    The Journal of Lipid Research 07/2013; 54(12). DOI:10.1194/jlr.R037762 · 4.73 Impact Factor
  • Source
    [Show abstract] [Hide abstract]
    ABSTRACT: Inhalation of ambient and workplace particulate air pollution is associated with increased risk of cardiovascular disease. One proposed mechanism for this association is that pulmonary inflammation induces a hepatic acute phase response, which increases risk of cardiovascular disease. Induction of the acute phase response is intimately linked to risk of cardiovascular disease as shown in both epidemiological and animal studies. Indeed, blood levels of acute phase proteins, such as C-reactive protein and serum amyloid A, are independent predictors of risk of cardiovascular disease in prospective epidemiological studies. In this review, we present and review emerging evidence that inhalation of particles (e.g., air diesel exhaust particles and nanoparticles) induces a pulmonary acute phase response, and propose that this induction constitutes the causal link between particle inhalation and risk of cardiovascular disease.
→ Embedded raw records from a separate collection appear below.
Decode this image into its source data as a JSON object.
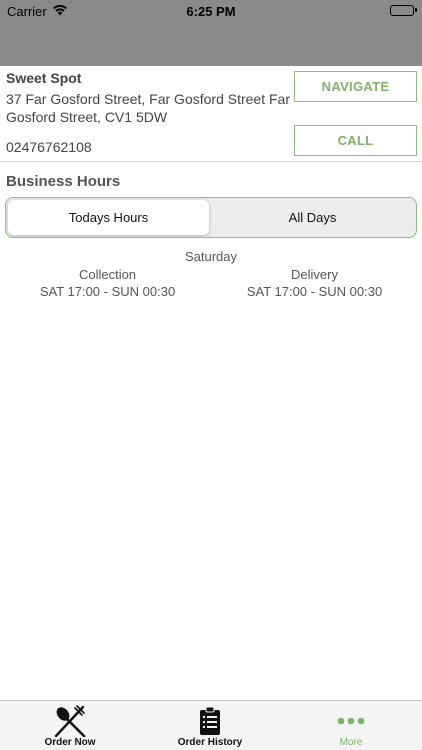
{
  "status_bar": {
    "carrier": "Carrier",
    "time": "6:25 PM",
    "wifi_icon": "wifi-icon",
    "battery_icon": "battery-icon"
  },
  "store": {
    "name": "Sweet Spot",
    "address": "37 Far Gosford Street, Far Gosford Street Far Gosford Street, CV1 5DW",
    "phone": "02476762108",
    "navigate_label": "NAVIGATE",
    "call_label": "CALL"
  },
  "business_hours": {
    "title": "Business Hours",
    "tabs": [
      {
        "label": "Todays Hours",
        "selected": true
      },
      {
        "label": "All Days",
        "selected": false
      }
    ],
    "day": "Saturday",
    "collection": {
      "label": "Collection",
      "hours": "SAT 17:00 - SUN 00:30"
    },
    "delivery": {
      "label": "Delivery",
      "hours": "SAT 17:00 - SUN 00:30"
    }
  },
  "tab_bar": {
    "items": [
      {
        "label": "Order Now",
        "icon": "utensils-icon"
      },
      {
        "label": "Order History",
        "icon": "clipboard-icon"
      },
      {
        "label": "More",
        "icon": "more-dots-icon",
        "active": true
      }
    ]
  },
  "colors": {
    "accent": "#7db36a",
    "header": "#8a8a8a"
  }
}
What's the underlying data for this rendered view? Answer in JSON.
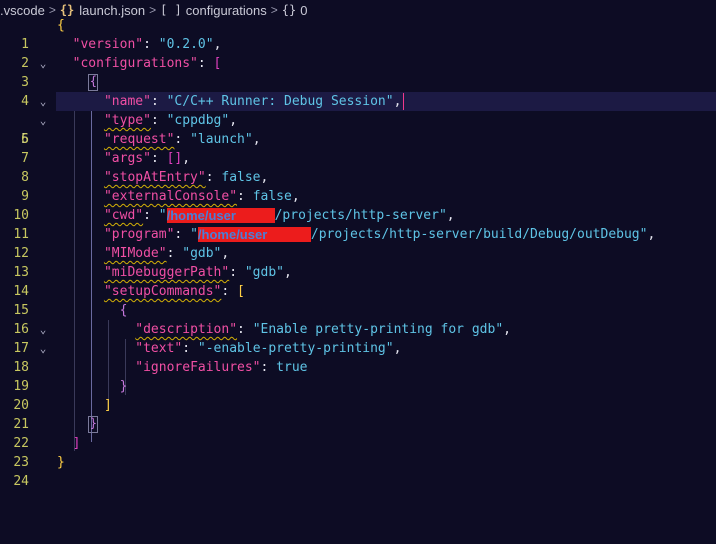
{
  "breadcrumb": {
    "folder": ".vscode",
    "file": "launch.json",
    "array": "configurations",
    "item": "0",
    "json_icon": "{}",
    "array_icon": "[ ]",
    "object_icon": "{}",
    "sep": ">"
  },
  "editor": {
    "line_numbers": [
      "1",
      "2",
      "3",
      "4",
      "5",
      "6",
      "7",
      "8",
      "9",
      "10",
      "11",
      "12",
      "13",
      "14",
      "15",
      "16",
      "17",
      "18",
      "19",
      "20",
      "21",
      "22",
      "23",
      "24"
    ],
    "fold_icon": "chevron-down-icon",
    "version_key": "\"version\"",
    "version_val": "\"0.2.0\"",
    "configurations_key": "\"configurations\"",
    "name_key": "\"name\"",
    "name_val": "\"C/C++ Runner: Debug Session\"",
    "type_key": "\"type\"",
    "type_val": "\"cppdbg\"",
    "request_key": "\"request\"",
    "request_val": "\"launch\"",
    "args_key": "\"args\"",
    "args_val": "[]",
    "stopAtEntry_key": "\"stopAtEntry\"",
    "stopAtEntry_val": "false",
    "externalConsole_key": "\"externalConsole\"",
    "externalConsole_val": "false",
    "cwd_key": "\"cwd\"",
    "cwd_redacted": "/home/user",
    "cwd_rest": "/projects/http-server\"",
    "program_key": "\"program\"",
    "program_redacted": "/home/user",
    "program_rest": "/projects/http-server/build/Debug/outDebug\"",
    "MIMode_key": "\"MIMode\"",
    "MIMode_val": "\"gdb\"",
    "miDebuggerPath_key": "\"miDebuggerPath\"",
    "miDebuggerPath_val": "\"gdb\"",
    "setupCommands_key": "\"setupCommands\"",
    "description_key": "\"description\"",
    "description_val": "\"Enable pretty-printing for gdb\"",
    "text_key": "\"text\"",
    "text_val": "\"-enable-pretty-printing\"",
    "ignoreFailures_key": "\"ignoreFailures\"",
    "ignoreFailures_val": "true"
  }
}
Increased levels of acute phase mRNA and proteins in lung tissues, bronchoalveolar lavage fluid and plasma clearly indicate pulmonary acute phase response following pulmonary deposition of different kinds of particles including diesel exhaust particles, nanoparticles, and carbon nanotubes. The pulmonary acute phase response is dose-dependent and long lasting. Conversely, the hepatic acute phase response is reduced relative to lung or entirely absent. We also provide evidence that pulmonary inflammation, as measured by neutrophil influx, is a predictor of the acute phase response and that the total surface area of deposited particles correlates with the pulmonary acute phase response. We discuss the implications of these findings in relation to occupational exposure to nanoparticles. For further resources related to this article, please visit the WIREs website. Conflict of interest: The authors have declared no conflicts of interest for this article.
    Wiley Interdisciplinary Reviews Nanomedicine and Nanobiotechnology 06/2014; 6(6). DOI:10.1002/wnan.1279 · 4.24 Impact Factor

Full-text (2 Sources)

Available from
Jun 5, 2014